> **ASSIGNED TASK**: Go through the material below and copy each line where the word "Nitish" appears.

-- Opening Marker --

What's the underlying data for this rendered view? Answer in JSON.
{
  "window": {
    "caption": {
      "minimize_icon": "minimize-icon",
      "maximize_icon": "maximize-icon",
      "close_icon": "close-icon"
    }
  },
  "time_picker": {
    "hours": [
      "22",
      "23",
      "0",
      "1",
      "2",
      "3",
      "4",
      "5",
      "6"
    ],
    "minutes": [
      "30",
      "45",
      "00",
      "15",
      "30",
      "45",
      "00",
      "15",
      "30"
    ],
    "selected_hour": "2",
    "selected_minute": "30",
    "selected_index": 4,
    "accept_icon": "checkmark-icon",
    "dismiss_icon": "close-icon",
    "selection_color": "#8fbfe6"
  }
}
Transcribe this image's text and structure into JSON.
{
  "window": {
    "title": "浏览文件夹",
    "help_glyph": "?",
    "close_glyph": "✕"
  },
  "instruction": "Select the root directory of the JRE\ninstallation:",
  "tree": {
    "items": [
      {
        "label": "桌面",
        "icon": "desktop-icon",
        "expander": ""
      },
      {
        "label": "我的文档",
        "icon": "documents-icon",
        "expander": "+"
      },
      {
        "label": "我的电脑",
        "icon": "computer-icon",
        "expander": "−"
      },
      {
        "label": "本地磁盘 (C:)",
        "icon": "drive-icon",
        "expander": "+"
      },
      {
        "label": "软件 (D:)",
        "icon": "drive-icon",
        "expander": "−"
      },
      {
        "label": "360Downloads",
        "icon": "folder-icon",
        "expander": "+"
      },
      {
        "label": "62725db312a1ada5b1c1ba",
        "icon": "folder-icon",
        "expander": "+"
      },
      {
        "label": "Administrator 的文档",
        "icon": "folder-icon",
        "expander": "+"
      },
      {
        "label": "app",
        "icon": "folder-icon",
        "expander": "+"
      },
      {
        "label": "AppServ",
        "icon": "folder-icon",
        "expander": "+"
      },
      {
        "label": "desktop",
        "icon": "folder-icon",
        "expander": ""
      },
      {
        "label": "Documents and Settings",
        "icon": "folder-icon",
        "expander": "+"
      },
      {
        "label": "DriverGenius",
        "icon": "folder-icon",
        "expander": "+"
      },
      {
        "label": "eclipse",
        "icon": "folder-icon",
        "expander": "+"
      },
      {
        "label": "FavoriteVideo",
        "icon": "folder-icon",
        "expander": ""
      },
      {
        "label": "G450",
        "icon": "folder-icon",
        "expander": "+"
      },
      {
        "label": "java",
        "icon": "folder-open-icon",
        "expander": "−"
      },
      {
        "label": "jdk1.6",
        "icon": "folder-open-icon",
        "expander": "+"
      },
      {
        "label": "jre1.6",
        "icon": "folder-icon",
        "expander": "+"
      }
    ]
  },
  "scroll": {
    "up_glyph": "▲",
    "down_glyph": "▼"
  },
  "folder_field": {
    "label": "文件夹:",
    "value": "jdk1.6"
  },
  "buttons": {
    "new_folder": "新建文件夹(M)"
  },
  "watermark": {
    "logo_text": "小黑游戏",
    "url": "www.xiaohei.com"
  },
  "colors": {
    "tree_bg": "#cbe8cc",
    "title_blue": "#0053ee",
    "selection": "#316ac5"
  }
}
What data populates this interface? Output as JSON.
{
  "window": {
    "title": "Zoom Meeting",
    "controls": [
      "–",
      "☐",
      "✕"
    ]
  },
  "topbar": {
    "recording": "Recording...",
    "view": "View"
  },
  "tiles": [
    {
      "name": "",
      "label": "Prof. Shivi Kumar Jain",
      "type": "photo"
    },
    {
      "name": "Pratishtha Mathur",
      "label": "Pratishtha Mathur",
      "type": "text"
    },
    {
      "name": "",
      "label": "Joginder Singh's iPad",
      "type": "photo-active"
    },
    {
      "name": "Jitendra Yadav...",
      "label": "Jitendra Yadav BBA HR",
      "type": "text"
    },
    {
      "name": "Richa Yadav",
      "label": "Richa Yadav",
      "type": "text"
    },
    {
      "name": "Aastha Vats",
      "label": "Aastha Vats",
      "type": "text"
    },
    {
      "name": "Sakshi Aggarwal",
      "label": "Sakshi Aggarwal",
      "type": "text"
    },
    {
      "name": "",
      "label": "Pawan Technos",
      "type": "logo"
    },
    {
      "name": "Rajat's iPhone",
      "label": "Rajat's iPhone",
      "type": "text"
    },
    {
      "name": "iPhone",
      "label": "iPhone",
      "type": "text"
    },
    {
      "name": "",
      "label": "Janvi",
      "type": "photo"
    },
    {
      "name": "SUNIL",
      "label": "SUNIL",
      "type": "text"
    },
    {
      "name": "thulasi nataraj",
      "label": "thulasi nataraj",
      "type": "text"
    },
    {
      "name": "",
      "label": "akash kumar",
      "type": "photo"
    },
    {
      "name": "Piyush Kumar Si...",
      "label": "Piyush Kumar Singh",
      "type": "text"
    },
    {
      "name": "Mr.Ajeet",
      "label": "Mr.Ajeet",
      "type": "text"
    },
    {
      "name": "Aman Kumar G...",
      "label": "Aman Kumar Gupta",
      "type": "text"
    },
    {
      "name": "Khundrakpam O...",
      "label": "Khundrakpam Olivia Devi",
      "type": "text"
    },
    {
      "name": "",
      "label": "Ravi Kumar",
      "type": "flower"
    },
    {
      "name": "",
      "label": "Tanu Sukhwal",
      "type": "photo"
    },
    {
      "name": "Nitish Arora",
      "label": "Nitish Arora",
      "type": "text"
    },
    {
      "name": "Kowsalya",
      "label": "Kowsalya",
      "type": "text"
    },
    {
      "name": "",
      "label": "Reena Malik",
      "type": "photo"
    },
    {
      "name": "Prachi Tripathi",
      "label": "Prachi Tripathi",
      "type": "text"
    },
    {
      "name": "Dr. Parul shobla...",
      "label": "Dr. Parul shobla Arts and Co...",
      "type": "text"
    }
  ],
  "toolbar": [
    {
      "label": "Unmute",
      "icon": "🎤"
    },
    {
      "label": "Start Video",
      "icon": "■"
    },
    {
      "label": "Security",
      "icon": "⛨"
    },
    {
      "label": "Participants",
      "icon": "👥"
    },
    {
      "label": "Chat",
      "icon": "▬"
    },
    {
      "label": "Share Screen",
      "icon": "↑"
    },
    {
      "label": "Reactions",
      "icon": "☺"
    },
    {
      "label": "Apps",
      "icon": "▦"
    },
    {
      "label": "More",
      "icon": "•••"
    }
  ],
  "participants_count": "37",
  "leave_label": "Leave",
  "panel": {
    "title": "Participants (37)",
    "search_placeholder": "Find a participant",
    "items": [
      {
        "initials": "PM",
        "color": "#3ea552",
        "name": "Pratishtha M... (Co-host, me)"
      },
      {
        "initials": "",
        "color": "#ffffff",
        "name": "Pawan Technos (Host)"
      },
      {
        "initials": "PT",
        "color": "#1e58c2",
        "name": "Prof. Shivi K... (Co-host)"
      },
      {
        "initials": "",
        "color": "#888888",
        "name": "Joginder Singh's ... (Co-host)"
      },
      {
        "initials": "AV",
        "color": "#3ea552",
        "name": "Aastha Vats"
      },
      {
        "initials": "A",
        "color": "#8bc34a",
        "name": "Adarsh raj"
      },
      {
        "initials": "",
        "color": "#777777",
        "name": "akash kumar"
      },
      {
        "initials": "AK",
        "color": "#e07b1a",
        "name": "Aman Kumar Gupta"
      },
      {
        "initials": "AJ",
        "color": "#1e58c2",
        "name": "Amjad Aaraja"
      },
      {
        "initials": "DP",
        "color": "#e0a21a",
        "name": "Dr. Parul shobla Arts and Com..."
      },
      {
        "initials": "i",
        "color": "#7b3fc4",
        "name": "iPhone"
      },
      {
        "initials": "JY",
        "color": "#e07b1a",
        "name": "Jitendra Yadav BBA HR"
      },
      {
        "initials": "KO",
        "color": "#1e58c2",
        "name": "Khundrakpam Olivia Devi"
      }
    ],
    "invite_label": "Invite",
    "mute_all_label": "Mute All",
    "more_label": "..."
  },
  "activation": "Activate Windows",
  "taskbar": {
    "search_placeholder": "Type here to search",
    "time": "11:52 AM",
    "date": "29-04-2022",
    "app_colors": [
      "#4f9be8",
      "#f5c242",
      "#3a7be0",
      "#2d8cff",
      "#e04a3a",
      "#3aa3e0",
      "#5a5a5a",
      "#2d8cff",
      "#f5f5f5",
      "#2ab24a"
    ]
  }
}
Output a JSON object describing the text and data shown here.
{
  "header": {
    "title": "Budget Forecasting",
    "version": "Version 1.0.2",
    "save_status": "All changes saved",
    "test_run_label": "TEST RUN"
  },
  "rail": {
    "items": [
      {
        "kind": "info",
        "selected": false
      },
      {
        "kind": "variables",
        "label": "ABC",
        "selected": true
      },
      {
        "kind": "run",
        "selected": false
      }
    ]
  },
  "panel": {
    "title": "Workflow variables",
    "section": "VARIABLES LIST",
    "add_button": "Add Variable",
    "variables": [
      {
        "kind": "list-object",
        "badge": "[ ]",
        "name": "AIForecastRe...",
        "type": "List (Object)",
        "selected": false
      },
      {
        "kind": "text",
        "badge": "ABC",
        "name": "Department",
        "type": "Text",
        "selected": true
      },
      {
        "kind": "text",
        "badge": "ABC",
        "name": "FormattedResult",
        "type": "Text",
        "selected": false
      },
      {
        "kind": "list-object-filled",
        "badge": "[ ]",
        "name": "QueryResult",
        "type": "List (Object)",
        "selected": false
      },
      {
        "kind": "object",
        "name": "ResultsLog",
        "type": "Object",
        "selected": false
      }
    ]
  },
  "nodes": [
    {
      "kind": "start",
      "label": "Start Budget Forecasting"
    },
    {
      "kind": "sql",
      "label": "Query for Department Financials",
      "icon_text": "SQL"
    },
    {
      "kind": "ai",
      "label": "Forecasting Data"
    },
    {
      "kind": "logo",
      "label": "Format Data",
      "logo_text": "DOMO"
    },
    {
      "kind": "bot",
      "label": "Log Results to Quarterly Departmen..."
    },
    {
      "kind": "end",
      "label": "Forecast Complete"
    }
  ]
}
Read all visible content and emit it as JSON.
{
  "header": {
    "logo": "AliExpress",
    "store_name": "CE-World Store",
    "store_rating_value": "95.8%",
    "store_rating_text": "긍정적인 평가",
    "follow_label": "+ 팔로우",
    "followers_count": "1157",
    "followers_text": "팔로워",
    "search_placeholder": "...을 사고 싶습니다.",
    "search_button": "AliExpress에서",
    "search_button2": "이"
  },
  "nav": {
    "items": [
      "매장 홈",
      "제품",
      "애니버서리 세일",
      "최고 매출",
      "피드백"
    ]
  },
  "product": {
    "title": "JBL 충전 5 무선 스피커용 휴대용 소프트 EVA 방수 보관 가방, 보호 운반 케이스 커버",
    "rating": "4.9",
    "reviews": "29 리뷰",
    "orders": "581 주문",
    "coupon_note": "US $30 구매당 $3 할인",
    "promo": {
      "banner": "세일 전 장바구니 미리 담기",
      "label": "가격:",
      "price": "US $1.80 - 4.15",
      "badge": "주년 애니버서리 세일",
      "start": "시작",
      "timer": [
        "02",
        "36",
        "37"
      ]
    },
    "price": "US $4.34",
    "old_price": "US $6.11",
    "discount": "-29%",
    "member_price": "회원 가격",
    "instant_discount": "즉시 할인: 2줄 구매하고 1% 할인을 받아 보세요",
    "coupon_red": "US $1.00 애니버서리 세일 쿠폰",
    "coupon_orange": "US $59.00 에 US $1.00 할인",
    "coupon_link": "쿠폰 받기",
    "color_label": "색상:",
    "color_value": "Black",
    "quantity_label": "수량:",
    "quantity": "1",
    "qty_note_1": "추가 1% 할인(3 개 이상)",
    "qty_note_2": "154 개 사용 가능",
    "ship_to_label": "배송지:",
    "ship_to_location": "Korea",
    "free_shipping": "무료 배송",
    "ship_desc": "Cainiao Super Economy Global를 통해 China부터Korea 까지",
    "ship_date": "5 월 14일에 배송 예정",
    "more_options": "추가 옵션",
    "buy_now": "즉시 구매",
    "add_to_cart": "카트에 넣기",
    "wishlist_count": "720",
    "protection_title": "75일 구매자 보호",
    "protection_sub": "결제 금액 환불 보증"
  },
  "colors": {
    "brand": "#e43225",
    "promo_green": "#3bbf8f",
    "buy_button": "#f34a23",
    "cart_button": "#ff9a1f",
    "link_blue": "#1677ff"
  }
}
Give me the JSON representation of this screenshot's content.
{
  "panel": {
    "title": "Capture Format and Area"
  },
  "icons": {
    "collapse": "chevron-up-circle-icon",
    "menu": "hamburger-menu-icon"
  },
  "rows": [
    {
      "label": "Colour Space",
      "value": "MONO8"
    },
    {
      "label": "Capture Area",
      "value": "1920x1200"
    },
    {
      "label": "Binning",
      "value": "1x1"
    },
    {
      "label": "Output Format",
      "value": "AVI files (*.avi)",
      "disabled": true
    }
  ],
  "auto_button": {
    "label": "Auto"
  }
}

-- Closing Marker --

> **RESPONSE AREA**:
      "name": "Nitish Arora",
      "label": "Nitish Arora",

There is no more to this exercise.